Penalties for drink driving may involve gaining demerit points, paying fines, disqualification or imprisonment. The latter penalty is usually imposed in cases of serious violations such as those that result to death or grievous bodily harm.
In determining the penalty the courts will also consider whether the violation committed is a first offence, second or subsequent offence.
The drink-driving offences is now governed and punished under the newly enacted ROAD TRANSPORT ACT 2013. The law provides penalties for the different categories of drink-driving prescribed concentration of alcohol (PCA) violations.
The law considers the fact that there are first time violators as well as habitual violators and thus provided the appropriate penalties thereof. Drink-driving violations include: novice range PCA, special rang PCA, low-range PCA, middle range PCA, and high range PCA. Each violation, depending to its extent, has the appropriate penalty provided by the law.
According to the NSW Bureau of Crime Statistics and Research, in its Bureau Brief dated January 2012, a fine is the most serious penalty, imposed on 59.8 per cent of convicted drink-drivers. The average fine varies according to the PCA range of the offence: $470 (low range PCA range), $704 (middle range PCA offence), $1,056 (high range PCA offence) and $361 (special range PCA offence).
The second most common penalty is a bond without conviction or no conviction recorded, imposed on about 22 per cent of convicted drink-drivers. Bonds without conviction or no conviction recorded, however, remain extremely rare for offenders convicted of high range PCA offences.

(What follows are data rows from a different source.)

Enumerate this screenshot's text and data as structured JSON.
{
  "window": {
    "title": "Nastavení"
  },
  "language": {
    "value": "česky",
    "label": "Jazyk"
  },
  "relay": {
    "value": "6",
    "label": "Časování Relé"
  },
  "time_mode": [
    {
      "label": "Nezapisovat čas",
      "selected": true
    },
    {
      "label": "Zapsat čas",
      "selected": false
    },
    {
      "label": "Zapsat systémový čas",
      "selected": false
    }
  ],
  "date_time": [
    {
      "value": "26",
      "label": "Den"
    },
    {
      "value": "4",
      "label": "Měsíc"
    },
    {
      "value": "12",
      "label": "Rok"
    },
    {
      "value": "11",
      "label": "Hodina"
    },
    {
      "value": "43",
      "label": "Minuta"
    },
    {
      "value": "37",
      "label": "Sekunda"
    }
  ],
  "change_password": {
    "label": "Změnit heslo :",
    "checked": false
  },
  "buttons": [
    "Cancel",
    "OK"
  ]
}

Under the Road Transport Act 2013, the principal penalties that can be imposed on prescribed concentration of alcohol (PCA) offenders are the following:
For novice range PCA, the maximum penalty is 10 penalty units (in the case of a first offence) or 20 penalty units (in the case of a second or subsequent offence).
For special range PCA, the maximum penalty is10 penalty units (in the case of a first offence) or 20 penalty units (in the case of a second or subsequent offence).
For low range PCA, maximum penalty is 10 penalty units (in the case of a first offence) or 20 penalty the units (in the case of a second or subsequent offence).
For middle range PCA, the maximum penalty is 20 penalty units or imprisonment for 9 months or both (in the case of a first offence) or 30 penalty units or imprisonment for 12 months or both (in the case of a second or subsequent offence).
For high range PCA, the maximum penalty is 30 penalty units or imprisonment for 18 months or both (in the case of a first offence) or 50 penalty units or imprisonment for 2 years or both (in the case of a second or subsequent offence).
For major driving offences the disqualification to drive is automatic. Courts may shorten or extend the disqualification after hearing the case. A police officer is authorized under the law to suspend immediately the license of the drink-drive offender if the offence resulted to the death or serious bodily harm to the victim.
The police officer will issue the immediate licence suspension notice that takes effect on the date specified on the notice and that the offender has the right to appeal the suspension.
The reason why the penalties for drink driving offences are so stiff is because under NSW law they are classified as "Major Offences". It means that the penalties imposed are high. An offender can also expect to be disqualified from driving and in the worst case a prison term may be imposed.
If you have been arrested for a traffic offence, you may be asked to take a breath test especially if the police officer thinks that you may have been drinking.
After an arrest for a traffic violation, a breath analysis is usually required and you are not allowed to refuse. The police have the authority to enforce this under the Road Transport 2013. The refusal to submit to breath analysis or failure to submit to the test according to the instruction of the police officer will give the police officer the authority to arrest and detain the offender. The only defence a person has is on medical grounds but proof has to be provided to support such a claim.